Barber appointments may herald Duplex’s new application, although it’s unclear to what extent the development challenge has affected the latency of the feature. Just last month, Google detailed Hold for Me, a Duplex-driven service that will soon be available on Pixel devices. A Google spokesman confirmed by email that the feature has already been launched.
The new Duplex Barber Appointment feature, which can be used on any device with a Google Assistant app or access to Google Search or Maps, is similar to the existing restaurant appointment process. After clicking the “Request an appointment” button from a search or map, users can choose from three ways to get a hairdring: a men’s hairdring, a women’s hairdring, or a regular haird hairdring.
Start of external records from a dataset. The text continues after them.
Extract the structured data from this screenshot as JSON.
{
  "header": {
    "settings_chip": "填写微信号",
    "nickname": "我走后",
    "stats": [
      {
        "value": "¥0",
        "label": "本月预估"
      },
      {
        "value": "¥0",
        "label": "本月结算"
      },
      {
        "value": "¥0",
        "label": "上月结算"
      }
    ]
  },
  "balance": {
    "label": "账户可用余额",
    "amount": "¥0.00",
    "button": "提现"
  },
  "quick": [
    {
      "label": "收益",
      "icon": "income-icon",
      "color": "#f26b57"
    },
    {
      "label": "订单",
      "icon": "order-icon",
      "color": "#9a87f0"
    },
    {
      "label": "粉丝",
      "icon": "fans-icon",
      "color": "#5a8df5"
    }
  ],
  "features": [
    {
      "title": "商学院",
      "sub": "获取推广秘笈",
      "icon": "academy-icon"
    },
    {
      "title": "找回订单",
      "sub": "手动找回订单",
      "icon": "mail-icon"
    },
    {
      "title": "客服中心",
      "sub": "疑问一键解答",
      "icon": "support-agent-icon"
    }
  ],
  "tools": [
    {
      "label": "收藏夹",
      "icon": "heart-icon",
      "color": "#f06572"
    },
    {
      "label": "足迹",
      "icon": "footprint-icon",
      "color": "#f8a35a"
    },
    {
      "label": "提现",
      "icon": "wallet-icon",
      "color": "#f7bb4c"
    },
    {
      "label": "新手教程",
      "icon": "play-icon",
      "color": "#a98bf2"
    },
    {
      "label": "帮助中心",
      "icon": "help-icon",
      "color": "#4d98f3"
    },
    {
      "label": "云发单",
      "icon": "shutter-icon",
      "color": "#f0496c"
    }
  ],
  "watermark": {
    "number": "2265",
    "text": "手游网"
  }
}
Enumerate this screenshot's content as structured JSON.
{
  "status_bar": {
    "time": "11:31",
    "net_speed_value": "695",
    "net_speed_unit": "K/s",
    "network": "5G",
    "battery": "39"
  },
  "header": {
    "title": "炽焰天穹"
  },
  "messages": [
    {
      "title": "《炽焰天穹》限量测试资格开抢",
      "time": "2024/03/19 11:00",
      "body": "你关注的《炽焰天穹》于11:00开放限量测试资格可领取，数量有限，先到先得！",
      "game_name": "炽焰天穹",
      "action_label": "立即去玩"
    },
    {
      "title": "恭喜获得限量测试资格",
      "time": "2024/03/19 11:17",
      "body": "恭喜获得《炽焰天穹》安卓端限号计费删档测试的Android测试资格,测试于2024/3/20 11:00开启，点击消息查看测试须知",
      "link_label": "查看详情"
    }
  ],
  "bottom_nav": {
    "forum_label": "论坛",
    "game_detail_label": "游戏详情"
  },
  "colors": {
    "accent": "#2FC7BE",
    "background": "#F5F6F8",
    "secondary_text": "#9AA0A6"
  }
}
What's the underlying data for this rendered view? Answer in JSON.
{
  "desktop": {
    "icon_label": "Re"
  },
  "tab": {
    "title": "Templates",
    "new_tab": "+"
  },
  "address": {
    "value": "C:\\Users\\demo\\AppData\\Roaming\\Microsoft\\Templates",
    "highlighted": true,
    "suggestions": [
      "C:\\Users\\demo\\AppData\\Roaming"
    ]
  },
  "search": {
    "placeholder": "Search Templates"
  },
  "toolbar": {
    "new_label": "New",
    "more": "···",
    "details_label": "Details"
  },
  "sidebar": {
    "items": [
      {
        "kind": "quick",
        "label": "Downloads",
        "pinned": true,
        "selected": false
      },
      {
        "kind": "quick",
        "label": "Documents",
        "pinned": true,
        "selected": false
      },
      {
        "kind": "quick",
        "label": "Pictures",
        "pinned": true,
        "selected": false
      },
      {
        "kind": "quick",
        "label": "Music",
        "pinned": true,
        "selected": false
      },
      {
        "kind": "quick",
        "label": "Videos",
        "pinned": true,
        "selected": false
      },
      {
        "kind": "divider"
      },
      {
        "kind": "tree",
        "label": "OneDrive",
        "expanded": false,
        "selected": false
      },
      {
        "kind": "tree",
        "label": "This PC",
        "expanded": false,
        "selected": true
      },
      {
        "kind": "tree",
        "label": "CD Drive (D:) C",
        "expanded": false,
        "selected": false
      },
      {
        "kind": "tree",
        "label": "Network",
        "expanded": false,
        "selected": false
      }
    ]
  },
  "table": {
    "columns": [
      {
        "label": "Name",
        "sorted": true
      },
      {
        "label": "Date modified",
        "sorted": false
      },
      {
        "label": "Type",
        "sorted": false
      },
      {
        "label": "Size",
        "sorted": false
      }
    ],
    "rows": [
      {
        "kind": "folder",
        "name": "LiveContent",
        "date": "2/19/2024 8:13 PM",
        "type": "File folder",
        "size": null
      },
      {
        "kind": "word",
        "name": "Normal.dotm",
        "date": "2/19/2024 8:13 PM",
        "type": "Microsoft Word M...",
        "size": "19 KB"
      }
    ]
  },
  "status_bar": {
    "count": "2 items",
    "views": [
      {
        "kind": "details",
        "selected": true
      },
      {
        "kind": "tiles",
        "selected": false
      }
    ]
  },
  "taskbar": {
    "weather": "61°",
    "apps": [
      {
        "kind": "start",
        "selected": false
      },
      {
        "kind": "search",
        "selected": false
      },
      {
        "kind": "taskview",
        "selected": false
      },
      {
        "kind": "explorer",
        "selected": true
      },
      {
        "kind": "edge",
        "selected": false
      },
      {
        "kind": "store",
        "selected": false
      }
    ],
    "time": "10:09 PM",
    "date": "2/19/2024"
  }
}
After selecting one and entering your favorite appointment date, time, and time range (for example, 12 p.m. to 4 p.m.), the user will indicate whether they have been to the business and have the option to enter the hairstylist’s name and provide contact information such as name, phone number, and email address.
Duplex then calls the business and communicates with the receptionist at the other end of the line. Using natural language processing, assistants provide information such as treatment, date, time and name without interruption, while with delays, a range of accents, and unexpected problems.
Duplex explained at the beginning of the exchange that the phone is automatic and that it does not make calls late at night or early in the morning. In all countries, Duplex informs the other person that it is recording. If the business owner replies, “I don’t want to be recorded” or some variant, the phone is handed over to an unrecosted manual operator. According to Google, the operators also annotate the call logs used to train the Duplex algorithm.
Google received a lot of blows when it first launched the Duplex demo in 2018, as many people were unhappy that Google Assistant was so imitating humans. Part of the reason Duplex sounds so natural is that it taps Google’s sophisticated WaveNet audio processing neural network and intelligently inserts “voice ambiguity” that involuntarily emits “hmm” and “ah” during conversations. In June of that year, in response to criticism, Google promised that Duplex would introduce itself first during the call.